Copy each line below in which the string "placeholder" appears.

§ **Supplied data**:
● ● ● ● ● ● ●

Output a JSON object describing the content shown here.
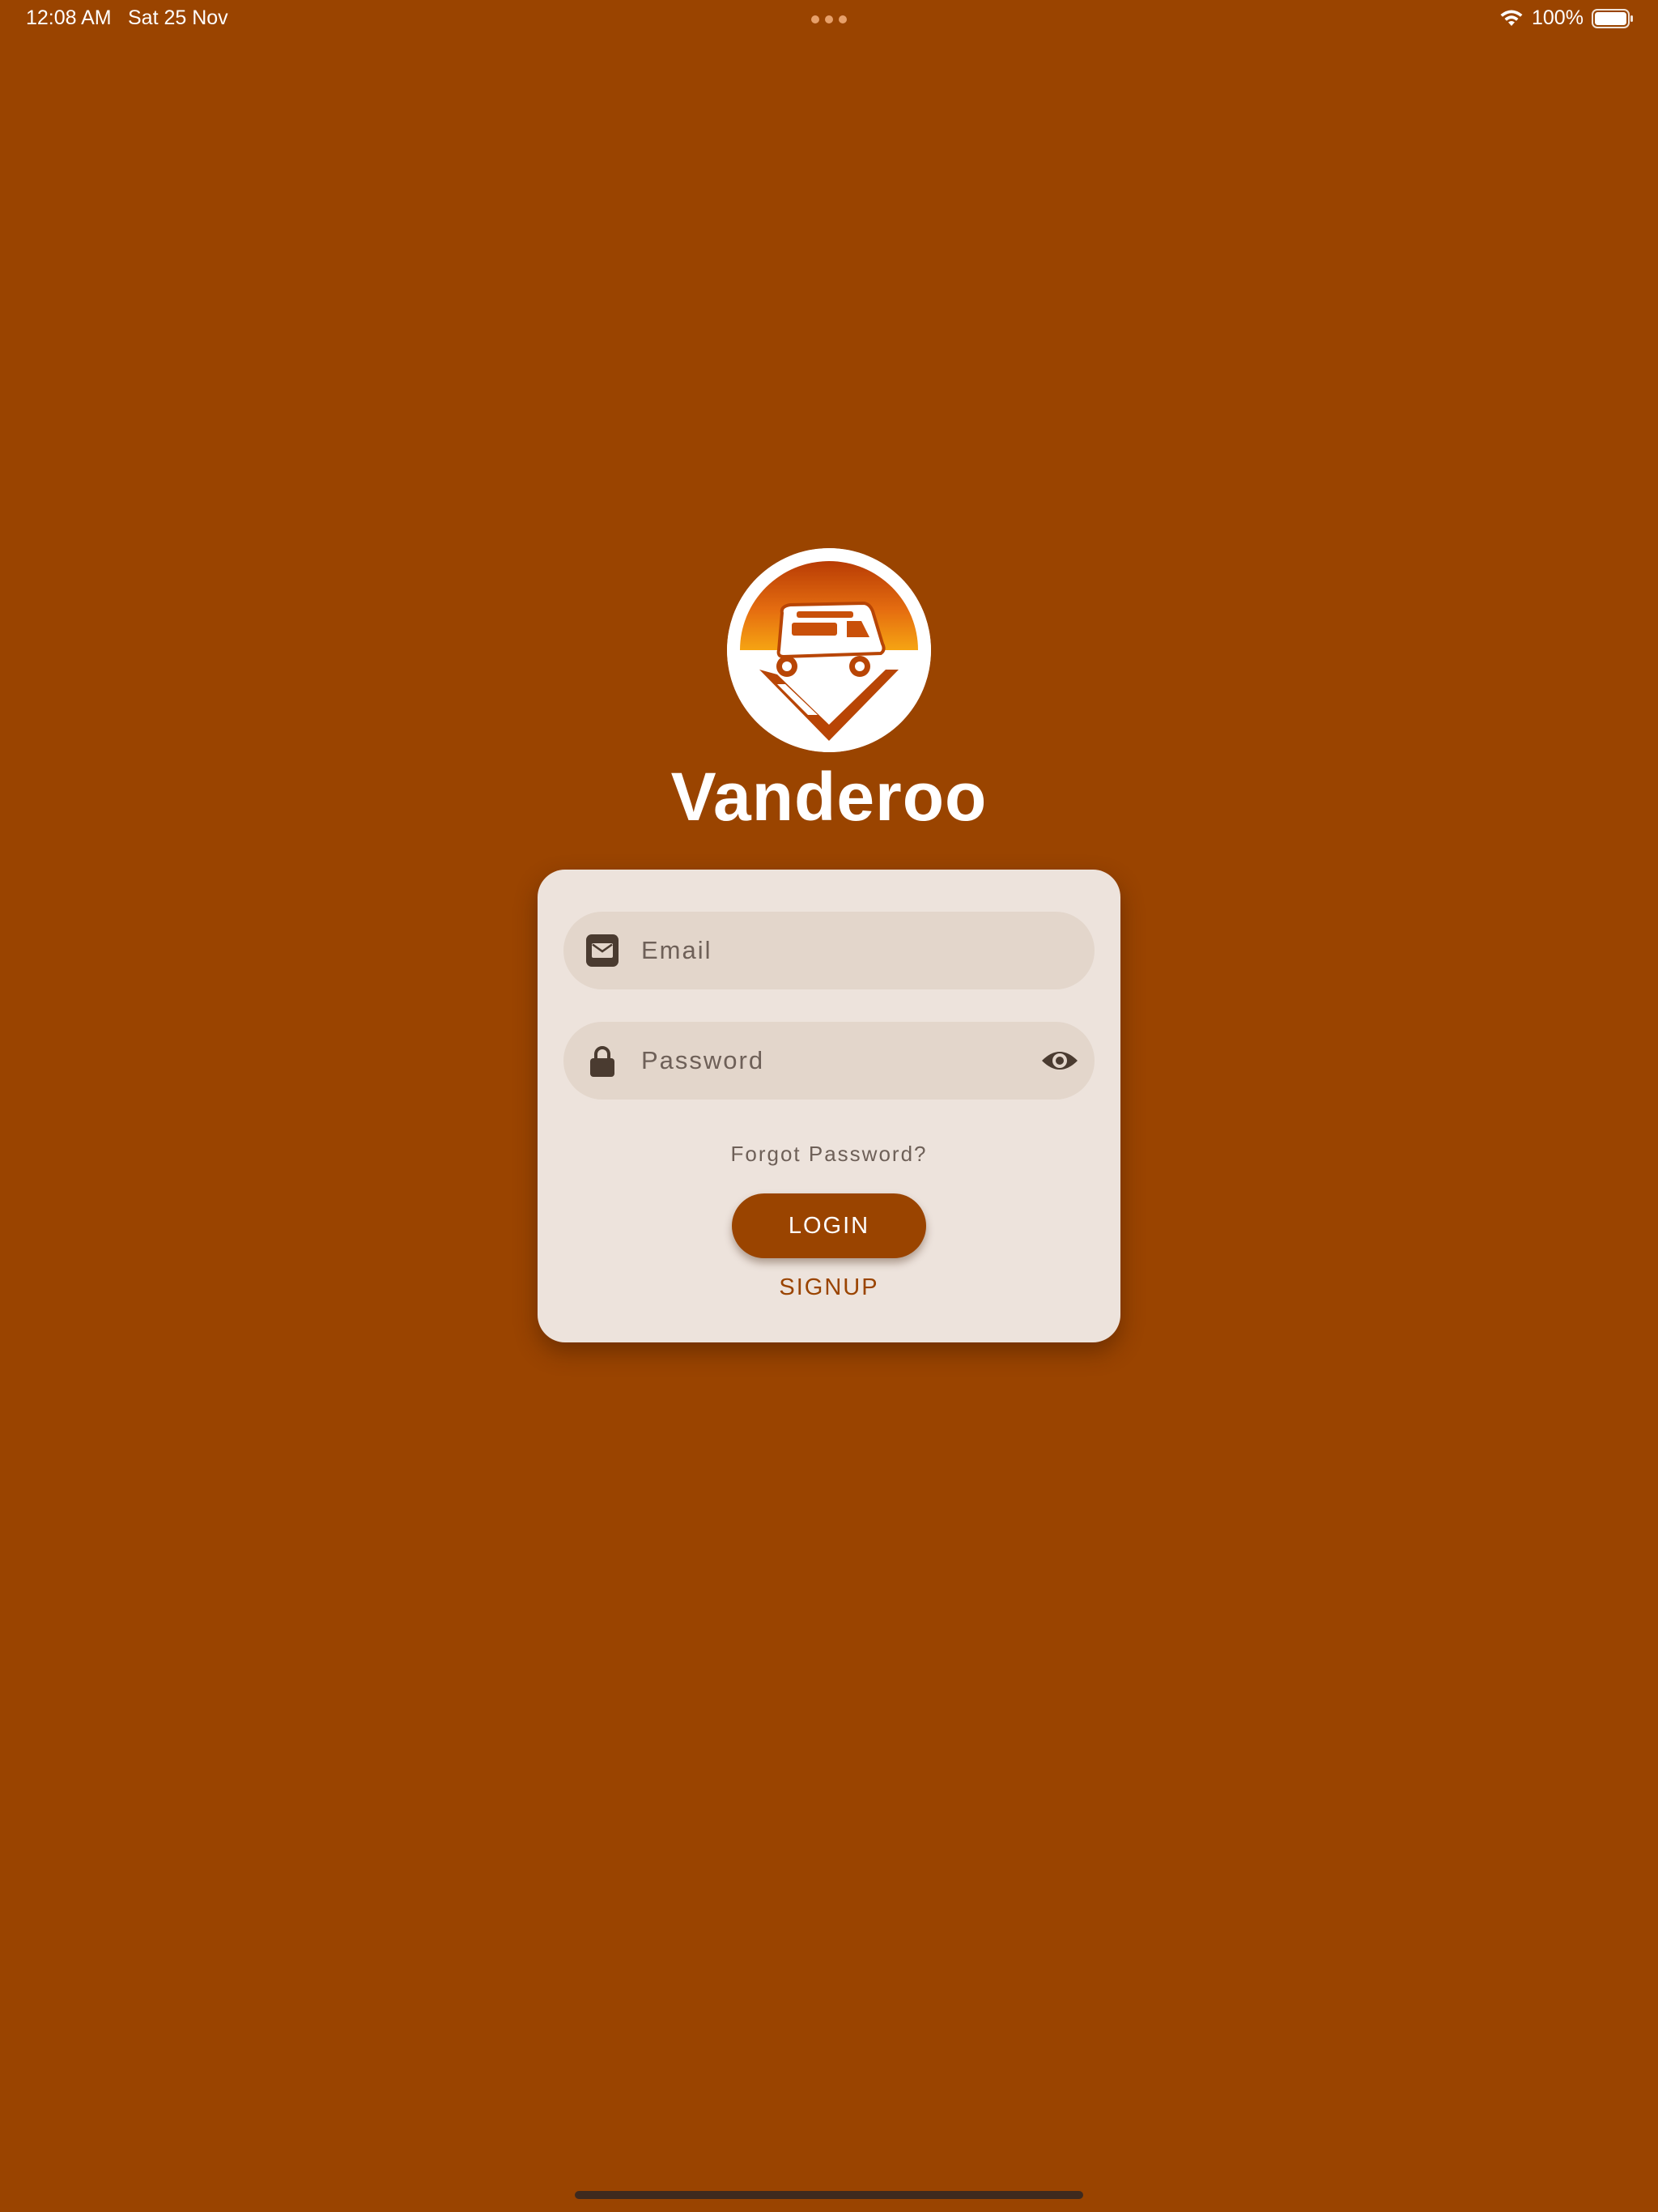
{
  "status_bar": {
    "time": "12:08 AM",
    "date": "Sat 25 Nov",
    "battery_percent": "100%",
    "icons": [
      "wifi-icon",
      "battery-icon",
      "multitask-dots"
    ]
  },
  "app": {
    "title": "Vanderoo",
    "logo_icon": "campervan-sunset-logo"
  },
  "login_form": {
    "email": {
      "placeholder": "Email",
      "value": "",
      "icon": "envelope-icon"
    },
    "password": {
      "placeholder": "Password",
      "value": "",
      "icon": "lock-icon",
      "toggle_icon": "eye-icon"
    },
    "forgot_password_label": "Forgot Password?",
    "login_label": "LOGIN",
    "signup_label": "SIGNUP"
  },
  "colors": {
    "background": "#9a4400",
    "card": "#ede3dc",
    "field": "#e3d6cb",
    "icon": "#4a3b30",
    "accent": "#9a4400"
  }
}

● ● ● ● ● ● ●

§ **Answer below**:
      "placeholder": "Email",
      "placeholder": "Password",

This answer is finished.